It was a presentation Phillip Glass gave while I was a student at the Minneapolis College of Art and Design that altered the trajectory of my intellectual pursuits. Coming a few years after the (relative) success around 1976 of his first major opera, Einstein on the Beach, he was at the time of the lecture working on another major project, the opera Akhnaten, which would debut in 1984. His discussion of Akhenaten’s life and place in history stoked the fires of both my imagination and intellect. That his account turned out to be more fanciful than factual proved unimportant. The life and times of Akhenaten remain an enduring interest of mine.

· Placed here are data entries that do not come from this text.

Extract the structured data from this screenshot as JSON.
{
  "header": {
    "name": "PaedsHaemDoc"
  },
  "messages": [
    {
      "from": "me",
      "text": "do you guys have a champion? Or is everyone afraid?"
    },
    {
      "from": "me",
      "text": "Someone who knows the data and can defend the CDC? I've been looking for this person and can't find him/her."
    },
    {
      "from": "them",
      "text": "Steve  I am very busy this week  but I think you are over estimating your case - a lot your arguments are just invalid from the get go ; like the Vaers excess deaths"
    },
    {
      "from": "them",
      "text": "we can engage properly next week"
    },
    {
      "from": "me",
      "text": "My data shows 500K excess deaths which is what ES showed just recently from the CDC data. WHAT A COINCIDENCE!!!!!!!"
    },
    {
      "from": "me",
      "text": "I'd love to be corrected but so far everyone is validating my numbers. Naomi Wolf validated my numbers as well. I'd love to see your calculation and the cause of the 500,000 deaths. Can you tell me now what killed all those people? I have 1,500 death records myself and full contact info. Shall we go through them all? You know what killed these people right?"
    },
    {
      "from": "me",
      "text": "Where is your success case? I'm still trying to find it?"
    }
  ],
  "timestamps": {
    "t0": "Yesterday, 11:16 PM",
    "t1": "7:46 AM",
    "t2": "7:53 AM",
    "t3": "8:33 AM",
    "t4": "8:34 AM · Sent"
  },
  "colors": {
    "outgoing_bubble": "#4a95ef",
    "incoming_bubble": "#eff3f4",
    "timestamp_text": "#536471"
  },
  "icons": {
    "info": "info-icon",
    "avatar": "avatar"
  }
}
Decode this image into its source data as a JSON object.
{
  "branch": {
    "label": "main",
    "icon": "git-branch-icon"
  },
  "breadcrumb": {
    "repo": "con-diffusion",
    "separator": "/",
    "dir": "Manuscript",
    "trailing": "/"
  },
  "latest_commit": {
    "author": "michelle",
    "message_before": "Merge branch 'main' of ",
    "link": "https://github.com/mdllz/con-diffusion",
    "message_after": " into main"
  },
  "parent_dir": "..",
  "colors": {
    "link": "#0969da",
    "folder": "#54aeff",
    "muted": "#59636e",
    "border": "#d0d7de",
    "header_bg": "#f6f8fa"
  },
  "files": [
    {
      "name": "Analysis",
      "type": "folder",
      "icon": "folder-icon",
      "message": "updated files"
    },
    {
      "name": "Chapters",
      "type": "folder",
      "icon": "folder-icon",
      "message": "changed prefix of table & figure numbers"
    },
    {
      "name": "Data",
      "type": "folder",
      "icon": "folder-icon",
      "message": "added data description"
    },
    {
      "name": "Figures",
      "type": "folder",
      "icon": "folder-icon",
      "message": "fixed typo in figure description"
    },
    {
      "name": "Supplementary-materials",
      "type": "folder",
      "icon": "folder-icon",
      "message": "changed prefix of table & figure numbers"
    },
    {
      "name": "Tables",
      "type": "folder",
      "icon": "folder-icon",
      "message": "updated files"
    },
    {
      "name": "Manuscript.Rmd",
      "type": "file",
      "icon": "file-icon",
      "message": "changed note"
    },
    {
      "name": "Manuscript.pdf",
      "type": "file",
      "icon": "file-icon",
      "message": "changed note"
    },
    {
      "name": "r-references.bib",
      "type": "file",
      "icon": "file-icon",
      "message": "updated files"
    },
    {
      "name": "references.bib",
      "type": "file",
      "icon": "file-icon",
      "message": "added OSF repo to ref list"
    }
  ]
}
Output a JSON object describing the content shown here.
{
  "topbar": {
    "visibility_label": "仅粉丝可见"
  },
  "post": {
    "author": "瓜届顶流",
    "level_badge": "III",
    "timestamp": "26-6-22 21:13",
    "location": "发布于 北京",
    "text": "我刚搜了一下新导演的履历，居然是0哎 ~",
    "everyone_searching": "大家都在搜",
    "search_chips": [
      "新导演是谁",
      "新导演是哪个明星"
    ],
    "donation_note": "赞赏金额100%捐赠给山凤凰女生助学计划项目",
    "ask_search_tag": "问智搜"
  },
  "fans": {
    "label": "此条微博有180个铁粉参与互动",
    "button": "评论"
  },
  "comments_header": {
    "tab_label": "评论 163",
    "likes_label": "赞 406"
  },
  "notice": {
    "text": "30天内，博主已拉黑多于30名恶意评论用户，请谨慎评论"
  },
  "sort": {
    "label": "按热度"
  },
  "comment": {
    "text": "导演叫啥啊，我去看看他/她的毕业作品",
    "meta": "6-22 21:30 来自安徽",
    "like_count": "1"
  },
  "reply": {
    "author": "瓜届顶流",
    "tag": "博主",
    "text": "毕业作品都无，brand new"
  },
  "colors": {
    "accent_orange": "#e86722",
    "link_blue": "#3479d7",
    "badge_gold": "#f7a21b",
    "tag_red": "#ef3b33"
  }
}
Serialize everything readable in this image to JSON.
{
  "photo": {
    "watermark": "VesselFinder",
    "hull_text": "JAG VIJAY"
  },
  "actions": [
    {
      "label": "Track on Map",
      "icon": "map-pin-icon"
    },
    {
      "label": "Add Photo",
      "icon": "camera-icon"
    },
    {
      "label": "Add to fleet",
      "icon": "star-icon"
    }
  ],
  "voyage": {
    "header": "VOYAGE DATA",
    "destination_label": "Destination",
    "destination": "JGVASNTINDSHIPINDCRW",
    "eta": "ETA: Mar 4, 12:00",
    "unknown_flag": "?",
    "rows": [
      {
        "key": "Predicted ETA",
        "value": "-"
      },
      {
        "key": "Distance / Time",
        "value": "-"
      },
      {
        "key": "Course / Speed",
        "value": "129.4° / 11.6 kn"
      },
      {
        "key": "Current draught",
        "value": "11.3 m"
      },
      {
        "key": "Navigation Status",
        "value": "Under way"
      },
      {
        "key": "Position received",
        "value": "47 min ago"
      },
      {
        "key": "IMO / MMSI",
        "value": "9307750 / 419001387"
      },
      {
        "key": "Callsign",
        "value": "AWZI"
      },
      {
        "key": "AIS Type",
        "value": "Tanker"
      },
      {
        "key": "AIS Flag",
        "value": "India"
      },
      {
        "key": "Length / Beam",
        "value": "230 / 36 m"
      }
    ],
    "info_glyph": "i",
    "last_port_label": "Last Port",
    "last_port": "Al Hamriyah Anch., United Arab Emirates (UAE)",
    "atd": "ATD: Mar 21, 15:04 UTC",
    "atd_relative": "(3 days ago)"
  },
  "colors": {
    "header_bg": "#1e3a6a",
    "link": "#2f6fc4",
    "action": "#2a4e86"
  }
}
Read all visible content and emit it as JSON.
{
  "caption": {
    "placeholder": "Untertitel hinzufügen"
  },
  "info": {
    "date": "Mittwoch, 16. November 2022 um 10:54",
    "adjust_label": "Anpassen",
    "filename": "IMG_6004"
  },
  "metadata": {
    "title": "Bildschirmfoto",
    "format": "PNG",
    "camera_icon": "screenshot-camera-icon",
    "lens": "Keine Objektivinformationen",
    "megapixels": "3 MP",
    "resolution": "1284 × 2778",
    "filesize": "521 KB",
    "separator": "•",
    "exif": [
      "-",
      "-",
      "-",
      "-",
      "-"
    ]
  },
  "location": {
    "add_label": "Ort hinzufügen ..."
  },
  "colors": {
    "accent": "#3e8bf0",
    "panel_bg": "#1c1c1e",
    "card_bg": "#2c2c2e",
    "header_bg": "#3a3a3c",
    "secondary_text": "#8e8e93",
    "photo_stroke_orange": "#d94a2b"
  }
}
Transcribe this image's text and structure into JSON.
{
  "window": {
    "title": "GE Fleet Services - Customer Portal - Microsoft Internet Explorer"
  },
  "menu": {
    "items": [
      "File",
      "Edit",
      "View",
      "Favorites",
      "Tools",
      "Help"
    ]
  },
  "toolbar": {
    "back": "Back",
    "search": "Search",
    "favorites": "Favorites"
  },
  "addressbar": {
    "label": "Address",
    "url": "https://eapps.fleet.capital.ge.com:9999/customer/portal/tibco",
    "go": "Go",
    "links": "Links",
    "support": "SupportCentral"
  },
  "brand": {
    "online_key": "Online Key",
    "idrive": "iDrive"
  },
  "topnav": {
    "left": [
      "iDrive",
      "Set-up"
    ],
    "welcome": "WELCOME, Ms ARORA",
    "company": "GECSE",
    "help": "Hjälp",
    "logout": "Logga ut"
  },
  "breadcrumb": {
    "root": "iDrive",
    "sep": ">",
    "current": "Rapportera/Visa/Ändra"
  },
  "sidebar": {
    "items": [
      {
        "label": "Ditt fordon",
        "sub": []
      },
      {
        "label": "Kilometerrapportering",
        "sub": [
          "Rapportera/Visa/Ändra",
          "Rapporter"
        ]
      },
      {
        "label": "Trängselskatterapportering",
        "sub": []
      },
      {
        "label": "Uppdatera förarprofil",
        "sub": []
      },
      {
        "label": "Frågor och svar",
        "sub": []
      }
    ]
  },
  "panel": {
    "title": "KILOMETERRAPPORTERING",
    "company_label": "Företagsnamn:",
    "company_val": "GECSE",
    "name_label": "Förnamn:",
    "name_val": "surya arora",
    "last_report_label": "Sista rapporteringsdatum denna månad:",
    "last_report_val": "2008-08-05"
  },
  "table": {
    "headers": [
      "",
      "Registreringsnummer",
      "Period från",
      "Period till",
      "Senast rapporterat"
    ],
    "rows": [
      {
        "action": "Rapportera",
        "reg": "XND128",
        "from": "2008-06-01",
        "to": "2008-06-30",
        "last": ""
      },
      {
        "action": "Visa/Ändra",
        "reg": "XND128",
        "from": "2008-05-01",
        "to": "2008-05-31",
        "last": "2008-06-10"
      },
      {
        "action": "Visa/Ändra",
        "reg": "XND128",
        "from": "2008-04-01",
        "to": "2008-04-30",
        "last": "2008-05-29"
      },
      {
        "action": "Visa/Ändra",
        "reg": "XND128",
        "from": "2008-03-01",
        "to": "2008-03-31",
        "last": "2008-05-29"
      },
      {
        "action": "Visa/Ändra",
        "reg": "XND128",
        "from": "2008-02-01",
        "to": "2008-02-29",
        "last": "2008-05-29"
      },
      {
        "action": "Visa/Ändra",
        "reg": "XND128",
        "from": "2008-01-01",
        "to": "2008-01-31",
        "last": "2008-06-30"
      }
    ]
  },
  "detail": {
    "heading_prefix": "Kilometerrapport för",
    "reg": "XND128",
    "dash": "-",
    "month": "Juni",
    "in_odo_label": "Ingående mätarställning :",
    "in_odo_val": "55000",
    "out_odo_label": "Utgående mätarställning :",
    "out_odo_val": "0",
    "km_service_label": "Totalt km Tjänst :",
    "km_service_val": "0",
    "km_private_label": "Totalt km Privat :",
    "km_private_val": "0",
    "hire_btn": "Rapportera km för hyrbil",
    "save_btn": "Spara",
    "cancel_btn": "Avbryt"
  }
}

As a founding member of the rock band YES, drummer Bill Bruford subsequently went on to a sophisticated engagement with straight ahead and several of its iterations through his evolving jazz group Earthworks. Yet on his way to becoming a jazzman, Bruford left YES, played with the band Genesis (as a friend of Phil Collins) and joined King Crimson (as a nemesis of Robert Fripp). He tells his story in Bill Bruford – The Autobiography, originally published in 2009. This marks Bruford as more of a musical flaneur than journeyman drummer.
|That a jazz player engages with a rock band is not surprising, but completely changing one’s skin is a different matter.|
That a jazz player engages with a rock band is not surprising. Sonny Rollins plays lyrically (and uncredited) with the Rolling Stones on Tattoo You and then there is Branford Marsalis’ extensive touring with Sting. Even a hootenanny is possible with Wynton Marsalis and Willie Nelson recording two successful albums together. Conversely, Red Hot Chili Peppers bassist Flea recording with Joshua Redman on Momentum shows the musical collaborations flow in both directions.
But completely changing one’s skin is a different matter. Though rockers like Peter White (collaborator with Al Stewart) and Craig Chaquiso (Jefferson Starship stalwart) both chose to pursue a different sound and enjoy influential smooth jazz careers. Even a rock legend, Rolling Stones drummer Charlie Watts, has been a leader on several jazz albums (most recently with the Danish Radio Big Band). Yet Bruford’s evolution as a jazz musician has a different feel to it. I recently played the two albums Close to the Edge (YES, 1972), and Random Acts of Happiness (Earthworks, 2004), back to back. Perhaps Bruford’s career doesn’t ever really bifurcate with rock and pop segregated from modern jazz?